Nevertheless, there is a sense in which an individual’s experience persists beyond death in the collective consciousness of the community in which that individual lived. The dead individual has no personal consciousness or memory, but as long as the community persists, there is yet a persistent psychological trace of that individual’s experience.
To the extent that an individual, while living, defines himself or herself as a member of that community, psychologically constituted of it, then the individual can anticipate being remembered in the collective consciousness after death. That is, in a sense, another form of quasi-memory, an imagined future memory in the minds of the community. That is why some people are so extremely motivated to “leave a mark,” “make a difference,” “leave a legacy,” or otherwise make a noteworthy impression on their community so that their imagined, future, collective memory will persist longer than average.
The quasi-memory after death is actually an imagination of the community’s future rememberance, not a literal individual postmortem memory, but it can be conceived as a hybrid form of postmortem consciousness. In comparison, the quasi-memory of experience before birth feels like an individual form of consciousness, but it is derived from the collective experience of historians, scientists, and the like, and so is also a hybrid of personal and collective consciousness. The two kinds of hybrid quasi-experience have different qualitative feels.

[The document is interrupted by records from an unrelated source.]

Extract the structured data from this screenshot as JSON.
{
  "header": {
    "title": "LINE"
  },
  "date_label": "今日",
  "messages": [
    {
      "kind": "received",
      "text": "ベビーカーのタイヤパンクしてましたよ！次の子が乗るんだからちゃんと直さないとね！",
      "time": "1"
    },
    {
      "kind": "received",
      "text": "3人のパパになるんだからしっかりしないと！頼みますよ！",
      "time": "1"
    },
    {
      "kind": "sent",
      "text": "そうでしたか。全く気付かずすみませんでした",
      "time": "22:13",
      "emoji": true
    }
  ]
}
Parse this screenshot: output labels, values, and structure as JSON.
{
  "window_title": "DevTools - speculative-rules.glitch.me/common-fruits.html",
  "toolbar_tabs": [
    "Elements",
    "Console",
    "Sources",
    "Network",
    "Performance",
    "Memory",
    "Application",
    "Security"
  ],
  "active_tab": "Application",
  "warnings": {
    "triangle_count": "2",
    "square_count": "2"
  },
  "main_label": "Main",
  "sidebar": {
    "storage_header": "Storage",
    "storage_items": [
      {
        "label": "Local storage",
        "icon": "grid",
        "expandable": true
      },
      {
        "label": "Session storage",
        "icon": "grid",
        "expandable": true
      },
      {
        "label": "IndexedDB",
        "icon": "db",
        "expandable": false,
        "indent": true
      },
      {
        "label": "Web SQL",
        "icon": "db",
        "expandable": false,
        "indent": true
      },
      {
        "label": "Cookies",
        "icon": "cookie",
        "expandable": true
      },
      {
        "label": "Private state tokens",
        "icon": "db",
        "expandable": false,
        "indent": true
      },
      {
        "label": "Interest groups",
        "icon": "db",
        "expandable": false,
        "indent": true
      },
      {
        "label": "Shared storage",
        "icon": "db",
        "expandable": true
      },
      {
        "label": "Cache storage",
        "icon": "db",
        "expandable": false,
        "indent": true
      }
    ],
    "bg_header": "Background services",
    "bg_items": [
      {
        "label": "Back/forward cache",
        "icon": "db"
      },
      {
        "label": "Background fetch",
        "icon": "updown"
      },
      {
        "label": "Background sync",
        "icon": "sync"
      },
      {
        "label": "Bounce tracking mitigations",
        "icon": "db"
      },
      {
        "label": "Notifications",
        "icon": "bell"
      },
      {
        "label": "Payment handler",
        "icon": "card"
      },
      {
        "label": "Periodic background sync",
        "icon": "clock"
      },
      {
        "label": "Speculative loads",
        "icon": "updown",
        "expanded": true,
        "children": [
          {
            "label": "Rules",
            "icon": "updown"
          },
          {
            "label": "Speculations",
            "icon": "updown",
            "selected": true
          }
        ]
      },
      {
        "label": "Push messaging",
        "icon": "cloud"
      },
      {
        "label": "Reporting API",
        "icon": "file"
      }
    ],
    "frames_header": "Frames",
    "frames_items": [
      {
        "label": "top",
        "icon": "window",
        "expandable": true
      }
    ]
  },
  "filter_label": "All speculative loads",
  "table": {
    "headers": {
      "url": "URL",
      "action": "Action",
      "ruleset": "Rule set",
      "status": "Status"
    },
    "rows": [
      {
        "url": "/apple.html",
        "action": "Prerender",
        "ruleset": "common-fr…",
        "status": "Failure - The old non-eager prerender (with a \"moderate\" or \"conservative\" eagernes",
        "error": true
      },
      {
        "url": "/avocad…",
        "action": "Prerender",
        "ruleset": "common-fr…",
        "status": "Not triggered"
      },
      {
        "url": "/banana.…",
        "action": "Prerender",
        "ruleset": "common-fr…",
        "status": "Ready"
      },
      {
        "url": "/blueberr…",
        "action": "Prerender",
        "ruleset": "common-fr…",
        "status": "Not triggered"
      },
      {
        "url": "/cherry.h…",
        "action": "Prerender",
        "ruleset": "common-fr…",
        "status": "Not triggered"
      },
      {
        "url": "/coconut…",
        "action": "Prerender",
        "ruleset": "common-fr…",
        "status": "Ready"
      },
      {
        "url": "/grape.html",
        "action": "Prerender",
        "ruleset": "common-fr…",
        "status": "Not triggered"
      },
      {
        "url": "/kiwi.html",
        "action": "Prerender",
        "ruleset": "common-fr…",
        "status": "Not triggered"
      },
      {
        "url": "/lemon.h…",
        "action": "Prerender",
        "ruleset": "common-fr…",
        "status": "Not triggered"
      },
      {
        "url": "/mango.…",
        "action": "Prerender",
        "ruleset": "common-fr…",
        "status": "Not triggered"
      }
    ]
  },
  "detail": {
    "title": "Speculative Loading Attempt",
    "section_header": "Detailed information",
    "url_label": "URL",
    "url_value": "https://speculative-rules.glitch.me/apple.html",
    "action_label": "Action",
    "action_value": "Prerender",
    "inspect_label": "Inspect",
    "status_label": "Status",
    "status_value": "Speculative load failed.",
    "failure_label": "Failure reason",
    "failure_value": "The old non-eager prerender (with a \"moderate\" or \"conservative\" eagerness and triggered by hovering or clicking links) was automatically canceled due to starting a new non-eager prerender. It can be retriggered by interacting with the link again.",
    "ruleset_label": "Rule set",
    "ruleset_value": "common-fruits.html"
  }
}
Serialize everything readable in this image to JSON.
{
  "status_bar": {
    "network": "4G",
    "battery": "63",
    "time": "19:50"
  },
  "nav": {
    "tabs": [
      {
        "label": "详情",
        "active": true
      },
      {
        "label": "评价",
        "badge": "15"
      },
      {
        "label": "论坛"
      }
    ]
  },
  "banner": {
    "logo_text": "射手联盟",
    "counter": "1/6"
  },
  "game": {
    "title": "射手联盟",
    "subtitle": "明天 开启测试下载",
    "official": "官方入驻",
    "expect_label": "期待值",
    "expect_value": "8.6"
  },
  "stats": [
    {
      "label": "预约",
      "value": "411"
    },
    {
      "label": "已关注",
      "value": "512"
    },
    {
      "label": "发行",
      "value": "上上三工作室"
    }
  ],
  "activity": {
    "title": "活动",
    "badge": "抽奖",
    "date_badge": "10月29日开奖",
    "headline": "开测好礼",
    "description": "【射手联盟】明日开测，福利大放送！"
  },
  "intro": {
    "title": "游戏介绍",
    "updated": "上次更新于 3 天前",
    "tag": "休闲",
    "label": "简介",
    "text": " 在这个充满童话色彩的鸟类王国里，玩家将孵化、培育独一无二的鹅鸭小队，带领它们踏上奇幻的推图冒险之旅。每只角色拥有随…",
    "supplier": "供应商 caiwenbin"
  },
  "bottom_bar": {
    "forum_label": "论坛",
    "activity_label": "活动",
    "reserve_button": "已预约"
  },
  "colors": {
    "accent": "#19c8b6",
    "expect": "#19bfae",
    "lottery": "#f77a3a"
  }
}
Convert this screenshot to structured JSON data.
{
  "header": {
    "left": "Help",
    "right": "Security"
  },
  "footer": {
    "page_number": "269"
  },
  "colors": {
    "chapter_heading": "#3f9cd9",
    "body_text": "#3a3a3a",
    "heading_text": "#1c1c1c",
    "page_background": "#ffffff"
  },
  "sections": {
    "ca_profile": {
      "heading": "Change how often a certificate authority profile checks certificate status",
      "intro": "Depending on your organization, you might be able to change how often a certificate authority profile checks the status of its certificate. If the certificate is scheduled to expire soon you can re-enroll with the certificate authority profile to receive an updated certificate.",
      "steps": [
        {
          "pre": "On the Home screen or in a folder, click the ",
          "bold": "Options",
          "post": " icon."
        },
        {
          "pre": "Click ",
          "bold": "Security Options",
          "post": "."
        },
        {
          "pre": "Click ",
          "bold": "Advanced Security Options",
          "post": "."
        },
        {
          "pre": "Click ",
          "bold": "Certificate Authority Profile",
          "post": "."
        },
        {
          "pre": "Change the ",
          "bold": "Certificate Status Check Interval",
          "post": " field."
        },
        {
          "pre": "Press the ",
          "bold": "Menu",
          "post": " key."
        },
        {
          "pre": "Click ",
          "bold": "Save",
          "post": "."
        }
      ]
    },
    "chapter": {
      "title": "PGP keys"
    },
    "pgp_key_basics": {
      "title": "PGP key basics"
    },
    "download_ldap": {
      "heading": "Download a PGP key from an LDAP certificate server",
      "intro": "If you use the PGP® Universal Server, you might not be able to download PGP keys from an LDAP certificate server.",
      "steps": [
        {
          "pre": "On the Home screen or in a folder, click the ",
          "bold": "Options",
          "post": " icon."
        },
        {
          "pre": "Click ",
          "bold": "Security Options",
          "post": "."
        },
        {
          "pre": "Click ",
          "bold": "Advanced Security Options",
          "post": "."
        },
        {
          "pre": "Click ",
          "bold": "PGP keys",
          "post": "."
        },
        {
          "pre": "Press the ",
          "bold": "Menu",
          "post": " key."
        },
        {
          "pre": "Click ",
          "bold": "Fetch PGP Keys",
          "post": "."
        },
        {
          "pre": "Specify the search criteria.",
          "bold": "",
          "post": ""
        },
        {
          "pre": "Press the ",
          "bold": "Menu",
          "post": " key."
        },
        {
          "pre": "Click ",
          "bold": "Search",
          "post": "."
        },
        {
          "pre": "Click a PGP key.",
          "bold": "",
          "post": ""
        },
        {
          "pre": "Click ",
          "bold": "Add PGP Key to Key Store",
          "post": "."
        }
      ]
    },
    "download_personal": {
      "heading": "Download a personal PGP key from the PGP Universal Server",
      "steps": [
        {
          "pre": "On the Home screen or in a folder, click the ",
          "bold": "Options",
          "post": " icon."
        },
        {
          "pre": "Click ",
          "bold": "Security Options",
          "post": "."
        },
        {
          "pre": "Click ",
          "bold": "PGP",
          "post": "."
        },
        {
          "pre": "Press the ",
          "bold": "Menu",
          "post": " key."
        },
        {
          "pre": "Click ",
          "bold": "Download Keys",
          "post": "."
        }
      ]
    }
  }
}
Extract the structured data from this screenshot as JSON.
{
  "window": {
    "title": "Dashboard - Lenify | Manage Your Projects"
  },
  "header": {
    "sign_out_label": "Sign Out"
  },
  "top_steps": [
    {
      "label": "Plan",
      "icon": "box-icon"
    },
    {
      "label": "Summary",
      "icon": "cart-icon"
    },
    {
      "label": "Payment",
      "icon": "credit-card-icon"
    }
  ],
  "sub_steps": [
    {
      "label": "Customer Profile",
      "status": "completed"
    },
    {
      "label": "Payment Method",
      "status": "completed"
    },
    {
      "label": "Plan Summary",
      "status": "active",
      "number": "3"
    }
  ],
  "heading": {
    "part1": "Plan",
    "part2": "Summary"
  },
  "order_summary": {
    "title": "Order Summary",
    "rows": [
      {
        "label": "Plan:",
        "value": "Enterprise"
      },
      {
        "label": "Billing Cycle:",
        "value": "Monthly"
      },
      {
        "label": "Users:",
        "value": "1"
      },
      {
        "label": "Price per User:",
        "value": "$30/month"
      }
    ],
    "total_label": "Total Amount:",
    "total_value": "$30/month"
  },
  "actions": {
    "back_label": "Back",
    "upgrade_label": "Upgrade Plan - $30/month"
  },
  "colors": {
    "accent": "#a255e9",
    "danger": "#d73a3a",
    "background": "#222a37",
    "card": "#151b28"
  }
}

Thus, there is, after all, a difference in consciousness between being dead and not yet having been conceived. While there are hybrid forms of quasi-personal consciousness before birth and after death, they are strangely different, and complementary rather than parallel or equivalent.